 The hands were what got me worked up the most.  I know they've got to work with what they're given, but surely the embalming process pretty much does all the work.  Am I wrong?  Extreme decomposition can be challenging, I'm sure, but I didn't think this was the case.  When I met two of my siblings and my brother's best friend in the funeral home's parking lot I'd asked for a few minutes on my own before they entered, a request they granted me.  Nervously, I approached the casket, the tip of my youngest brother's nose now coming into view.  As the remainder of his face met my stare I think I let out a breathe I wasn't aware I'd been holding.  They did a great job with his face and hair, and his suit was meticulous.  His hands, though, looked bloated, sausage-like.  "Comfortably Numb" came to mind, that line in the first chorus, specifically.  A sister, breaking our agreement, walked up behind me silently.  "He looks good", she whispered.  I'd cried a little, swiped at my eyes, said, "But, his hands-".

Flashback a few days.  Another brother, oldest of what started out as eight of us, douche of douches, impatient, holier-than-thou, self-important, spouted, "Why should the fact that my brother took his own life inconvenience my employer?".*  Getting back to work was furthest from my mind, but I guess others had different priorities.  We were sitting in a large circle, the funeral director and our mother at the head.  I wondered what mom felt when she heard her eldest spawn blurt such shit, cringed at what the director thought.

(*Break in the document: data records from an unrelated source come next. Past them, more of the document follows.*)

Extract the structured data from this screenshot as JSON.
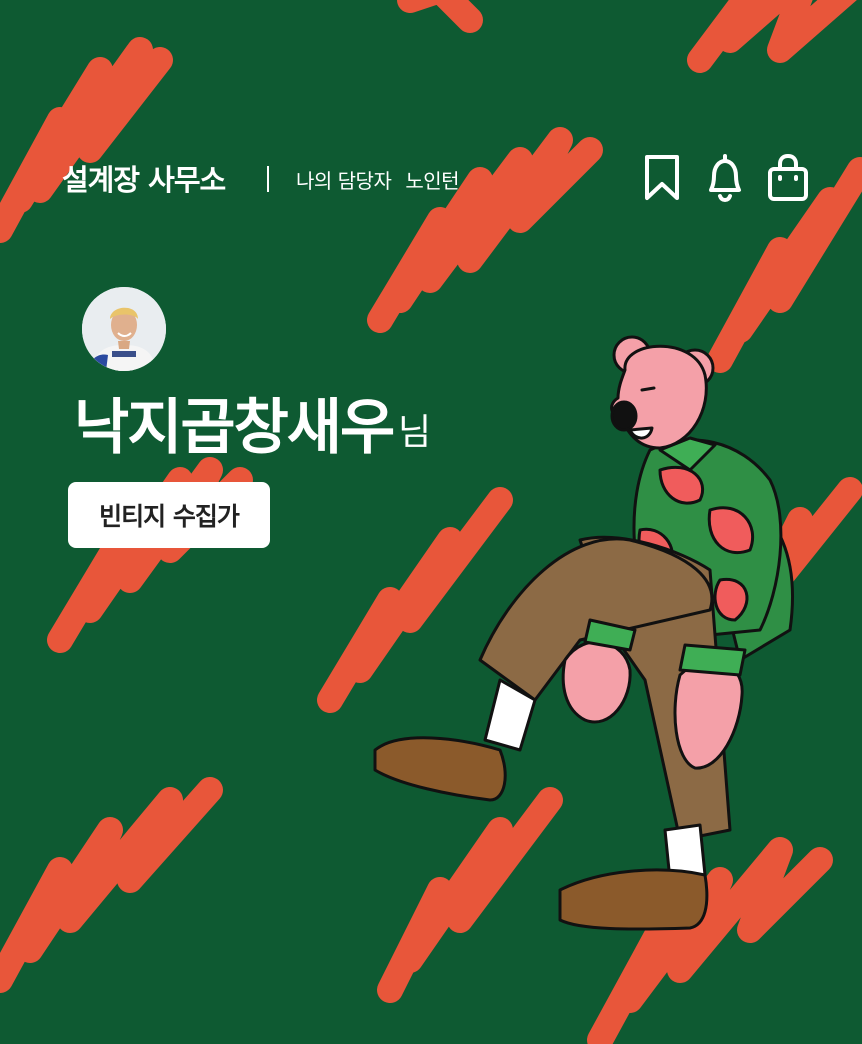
{
  "header": {
    "title": "설계장 사무소",
    "manager_label": "나의 담당자",
    "manager_name": "노인턴"
  },
  "icons": [
    "bookmark-icon",
    "bell-icon",
    "shopping-bag-icon"
  ],
  "profile": {
    "nickname": "낙지곱창새우",
    "honorific": "님",
    "badge": "빈티지 수집가"
  },
  "colors": {
    "background": "#0e5a32",
    "scribble": "#e8563a",
    "white": "#ffffff"
  }
}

Flash forward a week or more- I don't remember.  It's now been about 14 years if I'm not mistaken- the above mentioned sister and I were the only ones who, for closure or whatever the fuck reason, requested to see the photos the police took when they found my brother's body.  It took some nerve but I sat at that desk for what seemed an eternity, staring at the image of him lying on his side, his hands under his cheek, eyes closed, like he'd just fallen asleep.  Which, I suppose, was the case, only he'd had help.

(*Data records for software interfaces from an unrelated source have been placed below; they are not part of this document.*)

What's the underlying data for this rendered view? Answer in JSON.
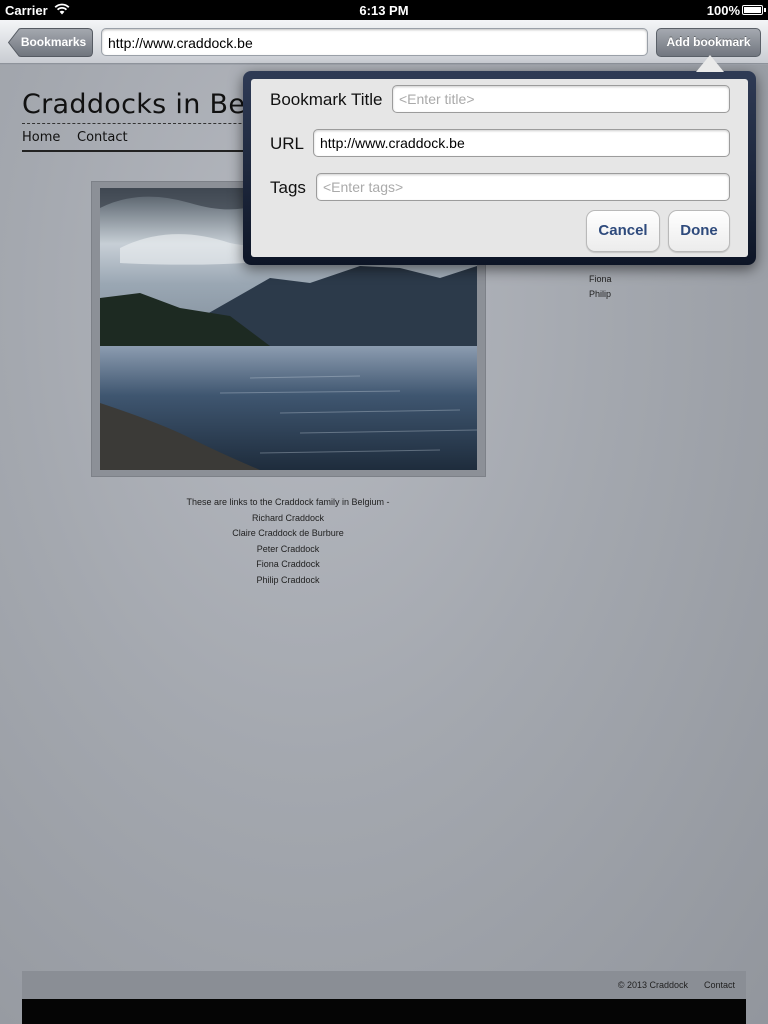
{
  "status_bar": {
    "carrier": "Carrier",
    "time": "6:13 PM",
    "battery": "100%"
  },
  "toolbar": {
    "bookmarks_label": "Bookmarks",
    "url": "http://www.craddock.be",
    "add_bookmark_label": "Add bookmark"
  },
  "page": {
    "site_title": "Craddocks in Belgium",
    "nav": [
      "Home",
      "Contact"
    ],
    "side_links": [
      "Fiona",
      "Philip"
    ],
    "intro": "These are links to the Craddock family in Belgium -",
    "family_links": [
      "Richard Craddock",
      "Claire Craddock de Burbure",
      "Peter Craddock",
      "Fiona Craddock",
      "Philip Craddock"
    ],
    "footer_copyright": "© 2013 Craddock",
    "footer_contact": "Contact"
  },
  "popover": {
    "title_label": "Bookmark Title",
    "title_placeholder": "<Enter title>",
    "url_label": "URL",
    "url_value": "http://www.craddock.be",
    "tags_label": "Tags",
    "tags_placeholder": "<Enter tags>",
    "cancel_label": "Cancel",
    "done_label": "Done"
  },
  "colors": {
    "link_blue": "#2e4a7c",
    "popover_frame": "#0d1526"
  }
}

- An excerpt from a memoir that'll likely never be written because I'm a lazy procrastinating fuck.

*Verbatim, I swear, in case this ever ends up in court.  

Thursday, July 8, 2021

Marvelous Memories of Youth

When I was a teen in the 70s two uncles- one a pedophile drug addict and the other somewhat normal- ran a night club in a refurbished barn in a tiny town you probably never heard of.  I washed bar glassware, swept up closing time debris and mopped up beer, puke, jiz- whatever all that shit was that gave the concrete floor its texture.  I restocked the beer coolers, helped in the kitchen and even ran the lights once or twice for bands no one ever heard of or ever will.   I guess child labor laws weren't a big deal at the time, and I often stayed until the last patron stumbled out. The Marvelettes- or at least that era's line-up, played one night.  To a typical horndog teen these three beautiful ebony women were untouchable goddesses, and I'll always remember sitting at the bar (yes, at about 15 years old) at the end of the night, mingling with the ladies and their manager and pretending to be an adult.  Suddenly, one of the gorgeous ladies sidled up next to me and asked if I wanted a beer, and signaled the bartender- my uncle- for a bottle of Heineken.  After popping the cap and setting the bottle down on the bar he turned away, and ********** slid the bottle toward the edge of the bar, held it low in front of me and pulled my t-shirt out.  She teasingly slid the beer up my chest under my shirt, poking it out through the neck of my shirt, and had me sip it that way.  Not exactly discreet, I know, and I'm not 100% sure my uncle didn't see what was going on, though he never acted on it.  After another round my uncle made it clear I needed to head home, so I said my goodnights, dug my bike out of the bushes by the dumpster and pedaled the five or so miles home, weaving back and forth over the white line along the edge of the road.  After undressing and climbing into bed I thought back through that night's events and those three beautiful women, which lead to multiple rounds of vigorous masturbation.